With a new head coach, some intriguing free agents and a quarterback on the comeback trail, the 2014 Redskins are loaded with storylines. Between now and the start of training camp, Redskins Insiders Rich Tandler and Tarik El-Bashir will be examining the top 30 questions the Redskins face as they get ready for the season.
Can DeSean Jackson match his Philly production?
In 2013, Jackson set career highs in receptions (82), yards (1,332), first downs gained (60) and matched his high in touchdowns (9) as a member of the Eagles. It marked the third time Jackson surpassed the 1,000-yard plateau and he earned a third Pro Bowl berth as a result. It’s also important, though, to point out that Jackson was Philly’s undisputed No. 1 wide receiver last season. He was targeted 126 times, or 42 times more than Riley Cooper and 61 times more than LeSean McCoy. In Washington, Jay Gruden is expected to spread the ball more evenly among a deep and talented pass-catching corps that boasts Pierre Garçon, another wide receiver capable of Pro Bowl level production. Which begs the question: can Jackson approach the numbers he put up in Philly?
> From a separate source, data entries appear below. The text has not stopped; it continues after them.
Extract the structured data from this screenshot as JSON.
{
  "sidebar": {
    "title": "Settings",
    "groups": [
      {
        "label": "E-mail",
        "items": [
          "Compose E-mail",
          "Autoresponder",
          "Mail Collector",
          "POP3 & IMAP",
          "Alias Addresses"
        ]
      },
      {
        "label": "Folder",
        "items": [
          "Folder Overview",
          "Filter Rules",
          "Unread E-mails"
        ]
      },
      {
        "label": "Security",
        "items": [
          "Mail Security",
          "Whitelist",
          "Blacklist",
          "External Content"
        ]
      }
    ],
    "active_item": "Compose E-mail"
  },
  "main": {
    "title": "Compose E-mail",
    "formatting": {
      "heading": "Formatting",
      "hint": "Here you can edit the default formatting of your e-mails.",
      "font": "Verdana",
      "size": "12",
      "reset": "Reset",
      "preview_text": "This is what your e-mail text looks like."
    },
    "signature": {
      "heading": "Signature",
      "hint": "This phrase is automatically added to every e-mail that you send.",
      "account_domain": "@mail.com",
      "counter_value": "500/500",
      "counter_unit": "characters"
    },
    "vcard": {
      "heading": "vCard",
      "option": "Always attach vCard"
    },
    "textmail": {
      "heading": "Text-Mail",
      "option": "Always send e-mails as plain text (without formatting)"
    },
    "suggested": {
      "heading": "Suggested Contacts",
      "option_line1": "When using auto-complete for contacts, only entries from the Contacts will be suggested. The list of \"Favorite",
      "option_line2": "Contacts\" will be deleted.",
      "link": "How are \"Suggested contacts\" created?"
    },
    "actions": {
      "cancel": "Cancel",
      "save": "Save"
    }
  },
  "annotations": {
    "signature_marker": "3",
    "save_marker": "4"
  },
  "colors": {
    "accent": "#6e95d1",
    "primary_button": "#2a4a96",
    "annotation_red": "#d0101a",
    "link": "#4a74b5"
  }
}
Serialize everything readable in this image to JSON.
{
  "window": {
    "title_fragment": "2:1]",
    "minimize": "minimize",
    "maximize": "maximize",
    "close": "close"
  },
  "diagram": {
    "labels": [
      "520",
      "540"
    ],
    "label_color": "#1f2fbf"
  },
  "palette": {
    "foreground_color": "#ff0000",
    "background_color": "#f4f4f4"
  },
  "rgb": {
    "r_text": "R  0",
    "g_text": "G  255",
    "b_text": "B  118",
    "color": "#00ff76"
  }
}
El-Bashir: At 27, Jackson is in the prime of his career. And, with the exception of the minor hamstring strain he suffered this offseason, he’s healthy. He also figures to be motivated after his “humbling” release by the Eagles. But … I think it’s going to be tough for him to match his output from last season. He might even find it tough to crack the 1,000-yard threshold for a couple of reasons: No. 1, he’s sharing the stage with Garçon, Roberts and Reed and No. 2, Robert Griffin III has already developed gameday-tested chemistry with Garçon and Reed. The Redskins invested heavily in playmakers to surround Griffin and, as a result, the strength of Jay Gruden’s offense figures to be its ability to lean on one playmaker when a defense focuses on taking away another. I still expect one Redskins’ receiver will get to 1,000 yards this season. But I’m not confident enough—yet—to say it will be Jackson. (Interestingly, there were only two pairs of 1,000-yard receivers on the same team in 2013—Demaryius Thomas and Eric Decker of the Broncos and Alshon Jeffery and Brandon Marshall of the Bears).
Tandler: I don’t think that the Redskins are necessarily looking for Jackson to match his 2013 catches and yards. There are a couple of numbers that will be used as a gauge for his success. One is his career average of 17.2 yards per catch. The Redskins have not had a player with at least 50 receptions who averaged more than 17 yards per catch since Santana Moss did it in 2005. That is the dimension that the team is looking for. The other number they would like to see him match or exceed is his 2013 total of 25 receptions for 20 yards are more. Whether it’s by getting open deep or by snagging a pass in stride on a crossing pattern, they want him to eat up big chunks of yards on a regular basis. So while he has the ability to catch 80+ passes for 1,300 yards, he probably won’t. With Garçon on the other side and Jordan Reed roaming in the middle, he won’t need to. The goal will be to make his touches count in a big way.